▸ Task to carry out
Out of all the lines below, count those with the word "goal". Give the number only.

▸ Supplied material
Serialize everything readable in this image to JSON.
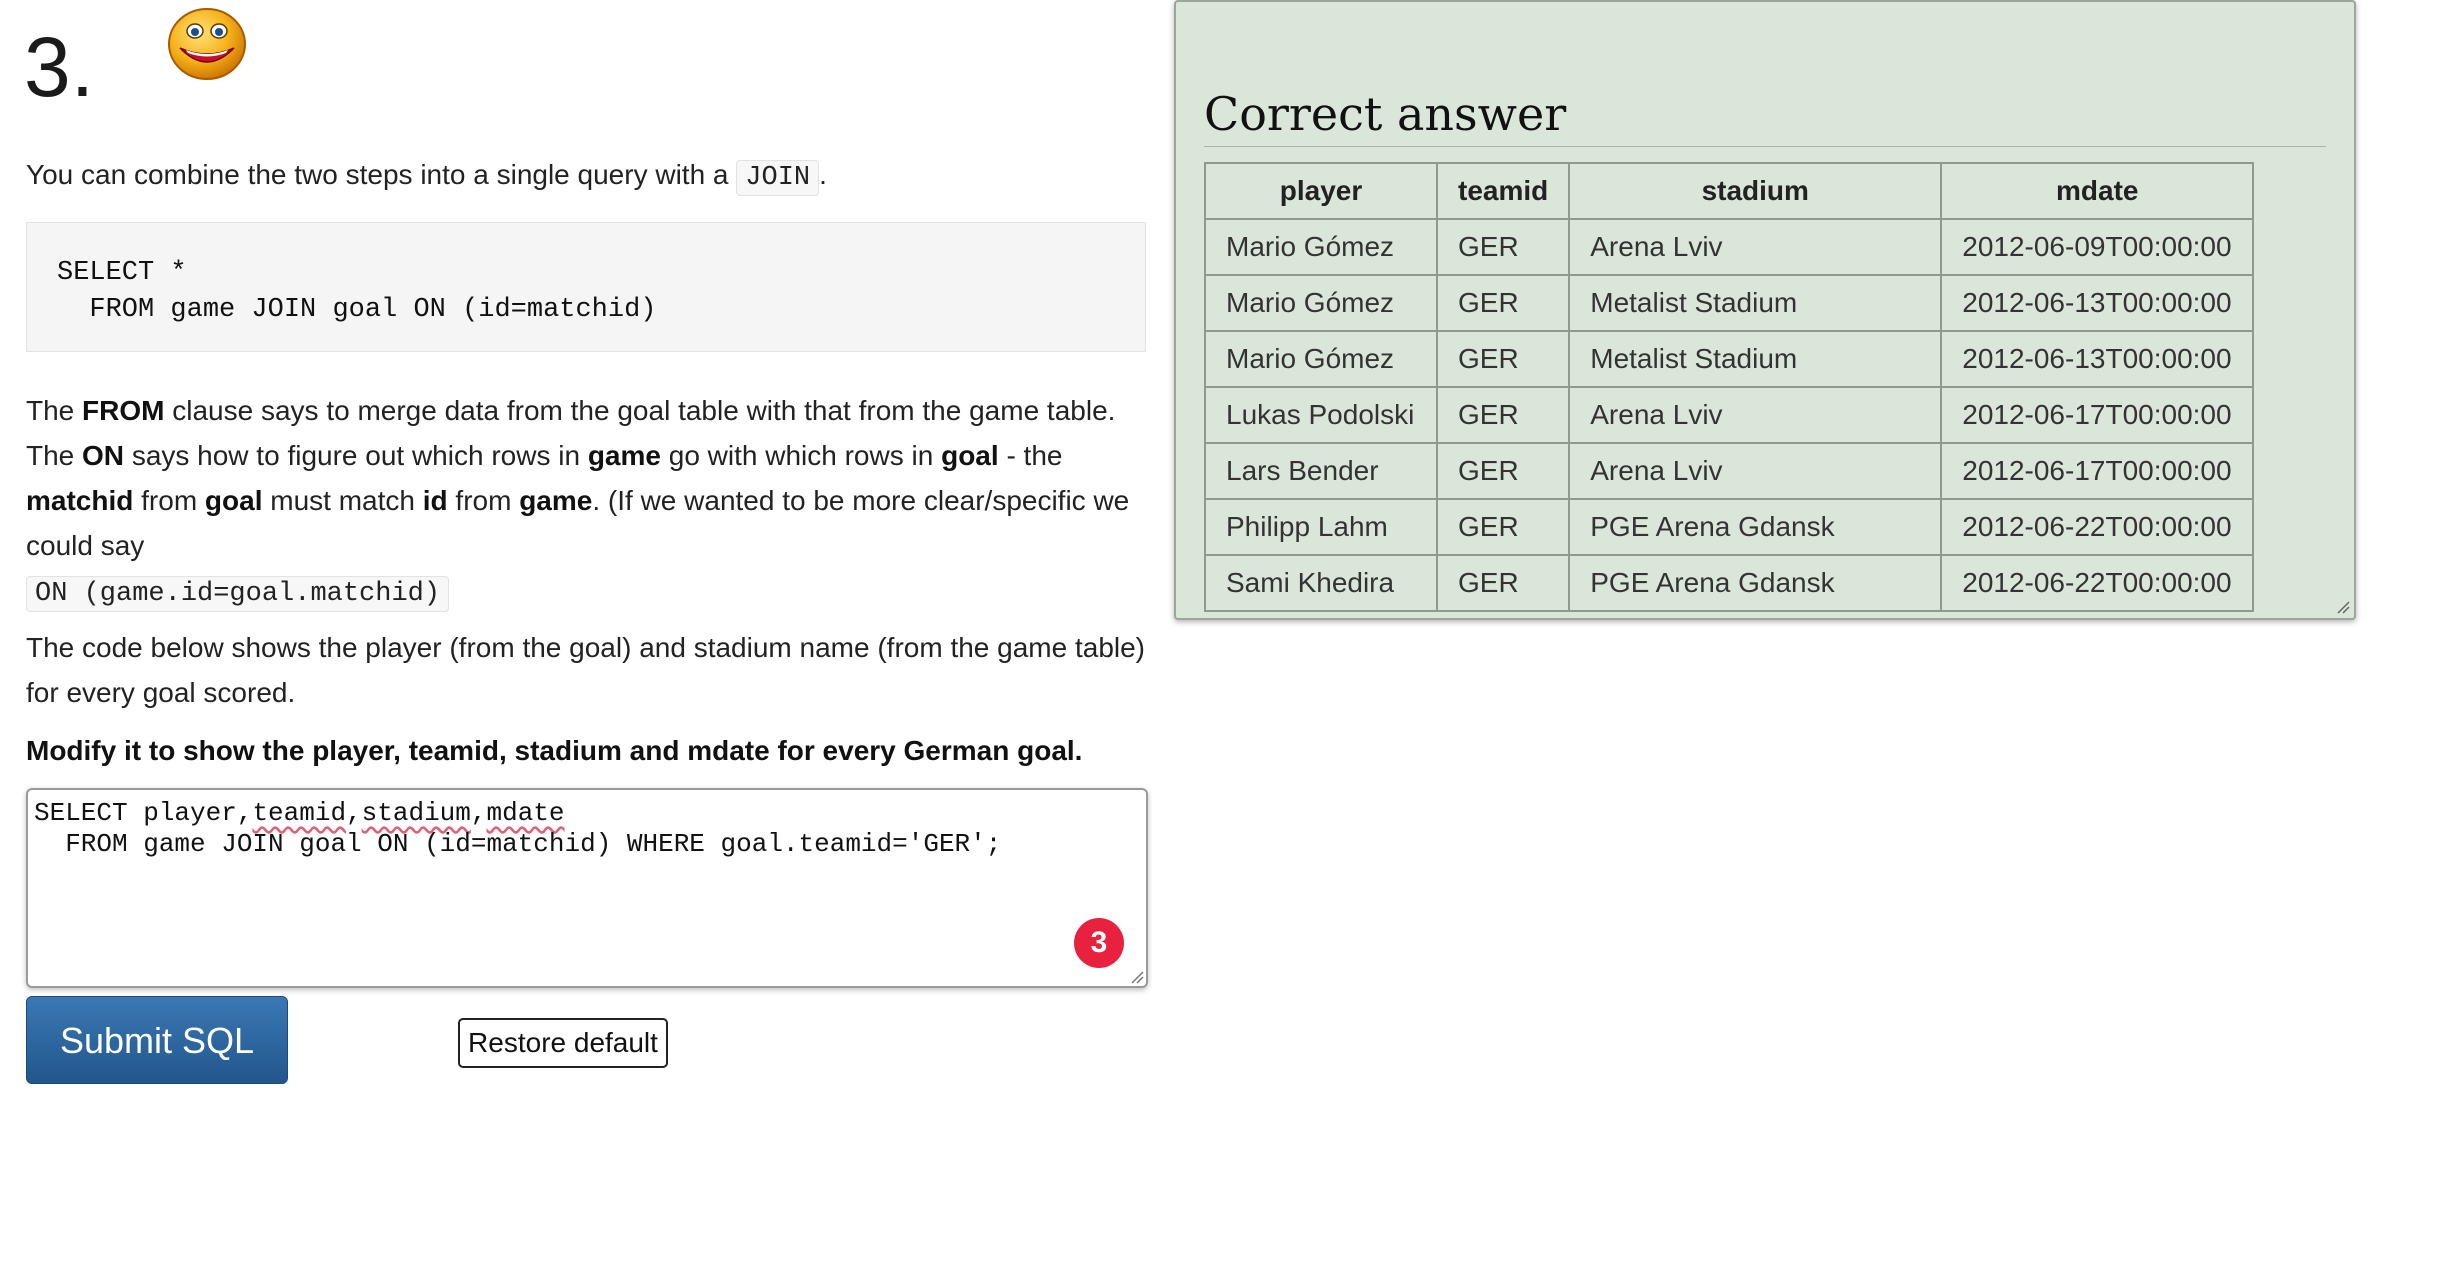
{
  "question": {
    "number": "3."
  },
  "intro": {
    "text": "You can combine the two steps into a single query with a",
    "code": "JOIN",
    "end": "."
  },
  "code_example": {
    "line1": "SELECT *",
    "line2": "  FROM game JOIN goal ON (id=matchid)"
  },
  "explanation": {
    "p1_a": "The",
    "p1_from": "FROM",
    "p1_b": "clause says to merge data from the goal table with that from the game table.",
    "p1_c": "The",
    "p1_on": "ON",
    "p1_d": "says how to figure out which rows in",
    "p1_game": "game",
    "p1_e": "go with which rows in",
    "p1_goal": "goal",
    "p1_f": "- the",
    "p1_matchid": "matchid",
    "p1_g": "from",
    "p1_goal2": "goal",
    "p1_h": "must match",
    "p1_id": "id",
    "p1_i": "from",
    "p1_game2": "game",
    "p1_j": ". (If we wanted to be more clear/specific we could say",
    "p1_code": "ON (game.id=goal.matchid)",
    "p2": "The code below shows the player (from the goal) and stadium name (from the game table) for every goal scored.",
    "task": "Modify it to show the player, teamid, stadium and mdate for every German goal."
  },
  "editor": {
    "l1_a": "SELECT player,",
    "l1_b": "teamid",
    "l1_c": ",",
    "l1_d": "stadium",
    "l1_e": ",",
    "l1_f": "mdate",
    "l2": "  FROM game JOIN goal ON (id=matchid) WHERE goal.teamid='GER';",
    "error_count": "3"
  },
  "buttons": {
    "submit": "Submit SQL",
    "restore": "Restore default"
  },
  "answer_panel": {
    "title": "Correct answer",
    "columns": [
      "player",
      "teamid",
      "stadium",
      "mdate"
    ],
    "rows": [
      [
        "Mario Gómez",
        "GER",
        "Arena Lviv",
        "2012-06-09T00:00:00"
      ],
      [
        "Mario Gómez",
        "GER",
        "Metalist Stadium",
        "2012-06-13T00:00:00"
      ],
      [
        "Mario Gómez",
        "GER",
        "Metalist Stadium",
        "2012-06-13T00:00:00"
      ],
      [
        "Lukas Podolski",
        "GER",
        "Arena Lviv",
        "2012-06-17T00:00:00"
      ],
      [
        "Lars Bender",
        "GER",
        "Arena Lviv",
        "2012-06-17T00:00:00"
      ],
      [
        "Philipp Lahm",
        "GER",
        "PGE Arena Gdansk",
        "2012-06-22T00:00:00"
      ],
      [
        "Sami Khedira",
        "GER",
        "PGE Arena Gdansk",
        "2012-06-22T00:00:00"
      ]
    ]
  },
  "icons": {
    "smiley": "grinning-face-icon",
    "error": "error-count-badge"
  },
  "colors": {
    "panel_bg": "#dbe6da",
    "submit_bg": "#2a63a0",
    "error_badge": "#e8213f"
  }
}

▸ Task result
8